* _INPUT FOR THIS TASK_:

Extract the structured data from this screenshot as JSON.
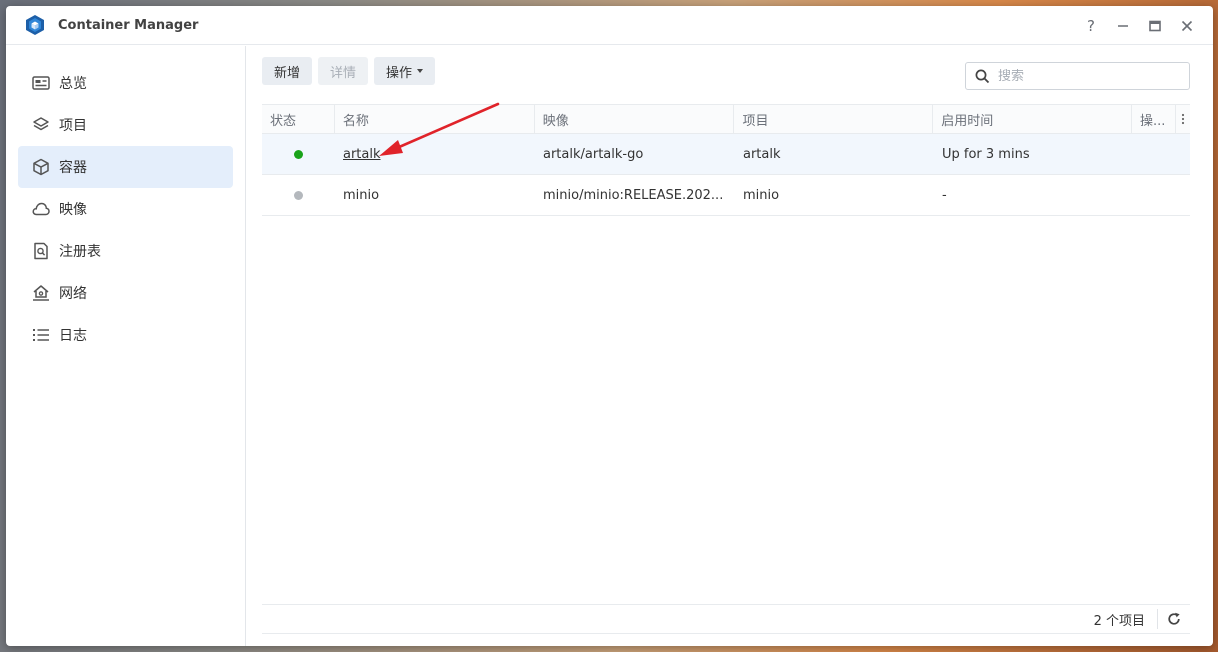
{
  "window": {
    "title": "Container Manager",
    "help": "?",
    "minimize": "–",
    "maximize": "□",
    "close": "✕"
  },
  "sidebar": {
    "items": [
      {
        "label": "总览",
        "icon": "dashboard-icon"
      },
      {
        "label": "项目",
        "icon": "layers-icon"
      },
      {
        "label": "容器",
        "icon": "cube-icon",
        "active": true
      },
      {
        "label": "映像",
        "icon": "cloud-icon"
      },
      {
        "label": "注册表",
        "icon": "registry-search-icon"
      },
      {
        "label": "网络",
        "icon": "network-house-icon"
      },
      {
        "label": "日志",
        "icon": "list-icon"
      }
    ]
  },
  "toolbar": {
    "add_label": "新增",
    "details_label": "详情",
    "actions_label": "操作",
    "search_placeholder": "搜索"
  },
  "table": {
    "columns": [
      "状态",
      "名称",
      "映像",
      "项目",
      "启用时间",
      "操..."
    ],
    "rows": [
      {
        "status": "running",
        "status_color": "#1aa31a",
        "name": "artalk",
        "image": "artalk/artalk-go",
        "project": "artalk",
        "uptime": "Up for 3 mins"
      },
      {
        "status": "stopped",
        "status_color": "#b4b8bd",
        "name": "minio",
        "image": "minio/minio:RELEASE.202...",
        "project": "minio",
        "uptime": "-"
      }
    ]
  },
  "footer": {
    "count": "2 个项目"
  },
  "colors": {
    "accent": "#1e6fd9",
    "active_bg": "#e4eefb",
    "annotation_arrow": "#e0232a"
  }
}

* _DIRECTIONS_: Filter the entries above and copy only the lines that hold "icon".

* _SOLUTION_:
        "icon": "dashboard-icon"
        "icon": "layers-icon"
        "icon": "cube-icon",
        "icon": "cloud-icon"
        "icon": "registry-search-icon"
        "icon": "network-house-icon"
        "icon": "list-icon"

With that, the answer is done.